For some people in Fort Collins, Loveland and Greeley, a soft contact lens is put under the GP lens for greater comfort. This fitting is labeled “piggybacking.” An additional option for some cases is a hybrid contact lens. These lenses have a GP center, surrounded by a soft “skirt” providing a greater amount of comfort while still possessing all the corrective properties of the GP lens.
Contact lenses after corrective eye surgery
LASIK surgery is chosen by over one million Americans every year to try to correct their eyesight. Occasionally, some people find that their vision problems remain after surgery which can’t be corrected with eyeglasses or another surgery. For these people in Fort Collins, Loveland and Greeley, gas permeable contact lenses may often bring visual acuity and eliminate problems like glare and halos at night.
After corneal transplant surgery, gas permeable contact lenses are also used to correct vision problems. Some of these problems include irregular astigmatism which cannot be corrected with the use of eyeglasses.

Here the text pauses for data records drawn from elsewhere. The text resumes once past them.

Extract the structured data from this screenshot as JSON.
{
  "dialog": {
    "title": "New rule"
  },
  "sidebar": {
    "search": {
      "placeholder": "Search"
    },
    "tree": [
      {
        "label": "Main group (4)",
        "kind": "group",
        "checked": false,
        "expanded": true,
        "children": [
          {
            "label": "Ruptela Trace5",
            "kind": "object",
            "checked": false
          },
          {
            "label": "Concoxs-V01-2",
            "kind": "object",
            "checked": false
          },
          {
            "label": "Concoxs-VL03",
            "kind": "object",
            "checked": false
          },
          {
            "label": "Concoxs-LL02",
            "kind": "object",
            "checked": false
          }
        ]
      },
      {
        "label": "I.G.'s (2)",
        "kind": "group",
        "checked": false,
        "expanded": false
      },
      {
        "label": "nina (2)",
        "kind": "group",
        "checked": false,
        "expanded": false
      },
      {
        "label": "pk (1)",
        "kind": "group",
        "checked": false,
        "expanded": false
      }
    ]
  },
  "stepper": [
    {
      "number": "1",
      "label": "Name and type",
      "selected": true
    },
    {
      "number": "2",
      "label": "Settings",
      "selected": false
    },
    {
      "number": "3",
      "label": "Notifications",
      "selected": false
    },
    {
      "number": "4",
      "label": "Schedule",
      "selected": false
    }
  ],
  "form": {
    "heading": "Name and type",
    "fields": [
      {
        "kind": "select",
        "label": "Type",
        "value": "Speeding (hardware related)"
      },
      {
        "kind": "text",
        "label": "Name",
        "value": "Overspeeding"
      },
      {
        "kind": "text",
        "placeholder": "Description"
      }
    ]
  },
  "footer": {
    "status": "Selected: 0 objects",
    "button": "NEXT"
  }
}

A “reverse geometry” design of GP lens is sometimes prescribed following a LASIK or corneal transplant to better conform to the surgically changed shape of the eye (cornea). They are the opposite of a normal GP lens design, which is steeper in the center and flattens in the periphery. The back surface of these lenses is flatter in the center and steeper in the periphery.
Problem-solving contact lens fittings cost more

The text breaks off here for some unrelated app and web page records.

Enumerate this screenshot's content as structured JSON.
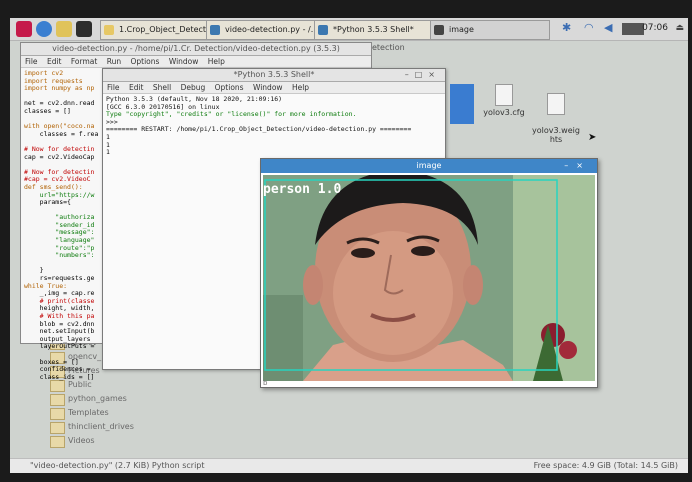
{
  "taskbar": {
    "tasks": [
      {
        "label": "1.Crop_Object_Detect...",
        "icon": "folder-icon"
      },
      {
        "label": "video-detection.py - /...",
        "icon": "python-icon"
      },
      {
        "label": "*Python 3.5.3 Shell*",
        "icon": "python-icon"
      },
      {
        "label": "image",
        "icon": "image-window-icon"
      }
    ],
    "clock": "07:06"
  },
  "desktop_files": [
    "yolov3.cfg",
    "yolov3.weig\nhts"
  ],
  "editor": {
    "title": "video-detection.py - /home/pi/1.Cr. Detection/video-detection.py (3.5.3)",
    "title_suffix": "etection",
    "menu": [
      "File",
      "Edit",
      "Format",
      "Run",
      "Options",
      "Window",
      "Help"
    ],
    "code": [
      "import cv2",
      "import requests",
      "import numpy as np",
      "",
      "net = cv2.dnn.read",
      "classes = []",
      "",
      "with open(\"coco.na",
      "    classes = f.rea",
      "",
      "# Now for detectin",
      "cap = cv2.VideoCap",
      "",
      "# Now for detectin",
      "#cap = cv2.VideoC",
      "def sms_send():",
      "    url=\"https://w",
      "    params={",
      "",
      "        \"authoriza",
      "        \"sender_id",
      "        \"message\":",
      "        \"language\"",
      "        \"route\":\"p",
      "        \"numbers\":",
      "",
      "    }",
      "    rs=requests.ge",
      "while True:",
      "    _,img = cap.re",
      "    # print(classe",
      "    height, width,",
      "    # With this pa",
      "    blob = cv2.dnn",
      "    net.setInput(b",
      "    output_layers",
      "    layerOutPuts =",
      "",
      "    boxes = []",
      "    confidences =",
      "    class_ids = []"
    ]
  },
  "shell": {
    "title": "*Python 3.5.3 Shell*",
    "menu": [
      "File",
      "Edit",
      "Shell",
      "Debug",
      "Options",
      "Window",
      "Help"
    ],
    "lines": [
      "Python 3.5.3 (default, Nov 18 2020, 21:09:16)",
      "[GCC 6.3.0 20170516] on linux",
      "Type \"copyright\", \"credits\" or \"license()\" for more information.",
      ">>>",
      "======== RESTART: /home/pi/1.Crop_Object_Detection/video-detection.py ========",
      "1",
      "1",
      "1"
    ]
  },
  "image_window": {
    "title": "image",
    "detection_label": "person 1.0",
    "footer": "b"
  },
  "file_manager": {
    "items": [
      "opencv",
      "opencv_",
      "Pictures",
      "Public",
      "python_games",
      "Templates",
      "thinclient_drives",
      "Videos"
    ],
    "status_left": "\"video-detection.py\" (2.7 KiB) Python script",
    "status_right": "Free space: 4.9 GiB (Total: 14.5 GiB)"
  },
  "colors": {
    "titlebar_active": "#3f86c8",
    "bbox": "#27d4c0",
    "wall": "#7fa083"
  }
}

Here in Fort Collins, Loveland and Greeley, a regular contact lens fitting is a much shorter process than fitting contact lenses to correct or treat any of the above conditions which would usually take a lot more time. These challenging to fit cases generally need a number of office visits and many pairs of trial lenses before the final contact lens prescription can be given. In addition, the lenses required to treat these conditions are usually more costly than regular soft contact lenses. Fees for these problem solving fittings are higher than fees for regular contact lens fittings because so much more goes into them.
Find out if you can wear contact lenses
If you live in Northern Colorado and you are interested in wearing contact lenses vs wearing glasses, please call our office at 970-204-4020 to schedule a consultation. We would enjoy hearing from you even if you’ve been informed by another office that you are not a good candidate for contacts. We might be able to help you achieve your dream of wearing contacts!